■ **Exercise details**
Using the string "mode" as the key, pull each matching line out of the records below.

■ **Recorded information**
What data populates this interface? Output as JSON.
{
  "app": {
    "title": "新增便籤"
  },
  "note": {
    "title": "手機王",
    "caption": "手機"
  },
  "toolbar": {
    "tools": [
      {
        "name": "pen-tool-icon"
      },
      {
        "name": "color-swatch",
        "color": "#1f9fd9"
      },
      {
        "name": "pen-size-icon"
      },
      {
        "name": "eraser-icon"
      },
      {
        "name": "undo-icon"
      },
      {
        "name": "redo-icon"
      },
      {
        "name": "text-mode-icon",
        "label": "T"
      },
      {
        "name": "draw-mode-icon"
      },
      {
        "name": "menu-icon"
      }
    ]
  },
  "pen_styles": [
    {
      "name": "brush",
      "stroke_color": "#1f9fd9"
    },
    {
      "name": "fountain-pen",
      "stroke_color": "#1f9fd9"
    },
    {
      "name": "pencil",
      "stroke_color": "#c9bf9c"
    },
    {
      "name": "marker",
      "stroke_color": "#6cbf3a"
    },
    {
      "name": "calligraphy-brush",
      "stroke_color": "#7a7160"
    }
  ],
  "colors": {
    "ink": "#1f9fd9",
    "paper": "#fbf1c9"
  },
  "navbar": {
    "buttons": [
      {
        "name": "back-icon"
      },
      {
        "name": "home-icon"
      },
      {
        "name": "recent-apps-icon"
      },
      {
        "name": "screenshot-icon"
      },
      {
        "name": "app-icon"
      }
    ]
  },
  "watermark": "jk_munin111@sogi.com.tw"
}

■ **Your solution**
        "name": "text-mode-icon",
        "name": "draw-mode-icon"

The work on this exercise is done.